The Almaty-Bishkek Economic Corridor, the pilot economic corridor has the vision of creating one integrated markets with businesses of different sectors operating as if they would be in one country. The pilot corridor has been created in a region that is sparsely populated, divided by mountain ranges, and far away from major markets. But within Central Asia, the economic corridor builds on two relatively close urban drivers of economic growth.

Almaty and Bishkek are two economic centers connected by a rehabilitated road, which is the underlying linear dimension of the economic corridor. But in the middle of this modern highway is an international border crossing that was established during the changing political and trade relations between the two countries.

With increasing regional integration and trade, the border crossing points between both countries have become a bottleneck for the more than 30,000 people that cross them each day. To increase trade, tourism, and knowledge exchange, modern border crossing facilities and procedures are being developed.

Another vital linear link is between Almaty, the most prosperous city in Central Asia, and lake Issyk-Kul, a popular tourist destination. The two areas are only about 80 km apart, but the 485-km road connecting them runs around the impressive Tian Shan mountain range. A more direct toll road across the mountains is thus being explored as part of the economic corridor.
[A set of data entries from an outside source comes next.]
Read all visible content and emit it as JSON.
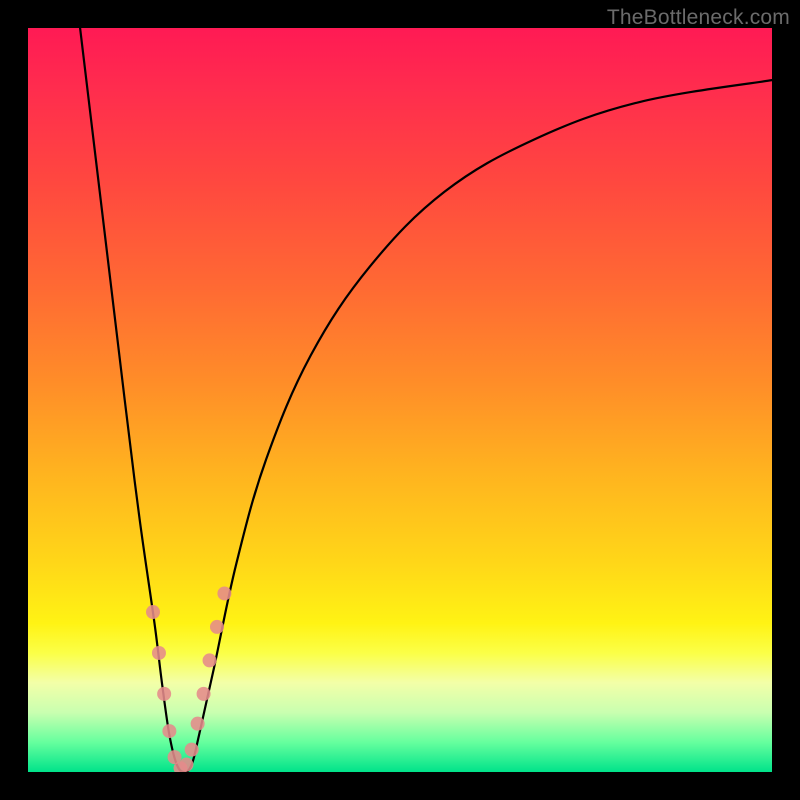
{
  "watermark": "TheBottleneck.com",
  "chart_data": {
    "type": "line",
    "title": "",
    "xlabel": "",
    "ylabel": "",
    "xlim": [
      0,
      100
    ],
    "ylim": [
      0,
      100
    ],
    "series": [
      {
        "name": "bottleneck-curve",
        "x": [
          7,
          10,
          13,
          15,
          17,
          18,
          19,
          20,
          21,
          22,
          23,
          25,
          28,
          32,
          38,
          46,
          56,
          68,
          82,
          100
        ],
        "values": [
          100,
          75,
          50,
          34,
          20,
          12,
          5,
          1,
          0,
          1,
          5,
          14,
          28,
          42,
          56,
          68,
          78,
          85,
          90,
          93
        ]
      }
    ],
    "markers": {
      "name": "highlighted-points",
      "x": [
        16.8,
        17.6,
        18.3,
        19.0,
        19.7,
        20.5,
        21.3,
        22.0,
        22.8,
        23.6,
        24.4,
        25.4,
        26.4
      ],
      "values": [
        21.5,
        16.0,
        10.5,
        5.5,
        2.0,
        0.5,
        1.0,
        3.0,
        6.5,
        10.5,
        15.0,
        19.5,
        24.0
      ]
    }
  }
}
Current Projects:

Almaty-Issyk-Kul Road Project Economic Impact Assessment

A crucial project for tourism development and transport integration in the Almaty-Bishkek Economic Corridor is an alternative road between Almaty and Issyk-Kul. The proposed road will reduce travel times from 7h to around 2 hours and allow for weekend tourism, as opposed to concentrating on short summer holiday tourism. That will considerably increase the length of the season and will make several investments possible, that would be too risky otherwise. Under ABEC an economic impact assessment is currently being conducted.

 

Border Crossing Point Modernization

BCP modernization. BCPs are still major bottlenecks. Crossing the border is uncomfortable, creates a bad tourism experience as a first impression/contact with a country. BCPs cause unpredictable delays and are volatile to political tensions. [click] ABEC has developed design and process proposals that are now being implemented by both governments in their plans to modernize the relevant BCPs between KAZ and KGZ.

 

Direct Bus Service

Fast, and direct bus services between the two cities and its airports are crucial to connect people. Today, busses do not follow a regular schedule and often face significant delays at the border crossing points during peak season. A direct regulated bus service can reduce the time at the border when bus lanes are operational. Mobile passport readers can secure on-bus clearance of passengers. Routes to connect airports of Bishkek and Almaty can help coordinate flight schedules for more regular national and international flights.